BEGIN RECORDS SHOWN
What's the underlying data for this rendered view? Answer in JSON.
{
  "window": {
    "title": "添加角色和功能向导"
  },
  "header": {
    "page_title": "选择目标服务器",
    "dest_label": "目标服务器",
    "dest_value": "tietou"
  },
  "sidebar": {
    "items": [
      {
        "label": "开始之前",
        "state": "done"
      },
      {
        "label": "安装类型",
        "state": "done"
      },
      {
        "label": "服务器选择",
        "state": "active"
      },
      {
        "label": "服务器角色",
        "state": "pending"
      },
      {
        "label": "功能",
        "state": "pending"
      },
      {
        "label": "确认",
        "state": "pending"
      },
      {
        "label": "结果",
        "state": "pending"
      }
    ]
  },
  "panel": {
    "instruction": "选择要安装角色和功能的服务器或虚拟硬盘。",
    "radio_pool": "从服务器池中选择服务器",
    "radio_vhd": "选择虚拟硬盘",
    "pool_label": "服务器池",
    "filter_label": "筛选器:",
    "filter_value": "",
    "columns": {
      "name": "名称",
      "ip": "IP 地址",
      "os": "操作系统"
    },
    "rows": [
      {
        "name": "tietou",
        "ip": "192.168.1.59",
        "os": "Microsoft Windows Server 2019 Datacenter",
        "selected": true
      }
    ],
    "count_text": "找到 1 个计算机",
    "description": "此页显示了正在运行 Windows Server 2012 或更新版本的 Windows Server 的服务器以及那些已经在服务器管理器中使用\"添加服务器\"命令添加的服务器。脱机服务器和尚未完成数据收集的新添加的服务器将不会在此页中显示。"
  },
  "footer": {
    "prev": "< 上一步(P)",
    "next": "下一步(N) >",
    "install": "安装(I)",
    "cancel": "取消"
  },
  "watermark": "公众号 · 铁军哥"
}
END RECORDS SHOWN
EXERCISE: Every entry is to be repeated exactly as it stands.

FINISHED EXERCISE:
What's the underlying data for this rendered view? Answer in JSON.
{
  "window": {
    "title": "添加角色和功能向导"
  },
  "header": {
    "page_title": "选择目标服务器",
    "dest_label": "目标服务器",
    "dest_value": "tietou"
  },
  "sidebar": {
    "items": [
      {
        "label": "开始之前",
        "state": "done"
      },
      {
        "label": "安装类型",
        "state": "done"
      },
      {
        "label": "服务器选择",
        "state": "active"
      },
      {
        "label": "服务器角色",
        "state": "pending"
      },
      {
        "label": "功能",
        "state": "pending"
      },
      {
        "label": "确认",
        "state": "pending"
      },
      {
        "label": "结果",
        "state": "pending"
      }
    ]
  },
  "panel": {
    "instruction": "选择要安装角色和功能的服务器或虚拟硬盘。",
    "radio_pool": "从服务器池中选择服务器",
    "radio_vhd": "选择虚拟硬盘",
    "pool_label": "服务器池",
    "filter_label": "筛选器:",
    "filter_value": "",
    "columns": {
      "name": "名称",
      "ip": "IP 地址",
      "os": "操作系统"
    },
    "rows": [
      {
        "name": "tietou",
        "ip": "192.168.1.59",
        "os": "Microsoft Windows Server 2019 Datacenter",
        "selected": true
      }
    ],
    "count_text": "找到 1 个计算机",
    "description": "此页显示了正在运行 Windows Server 2012 或更新版本的 Windows Server 的服务器以及那些已经在服务器管理器中使用\"添加服务器\"命令添加的服务器。脱机服务器和尚未完成数据收集的新添加的服务器将不会在此页中显示。"
  },
  "footer": {
    "prev": "< 上一步(P)",
    "next": "下一步(N) >",
    "install": "安装(I)",
    "cancel": "取消"
  },
  "watermark": "公众号 · 铁军哥"
}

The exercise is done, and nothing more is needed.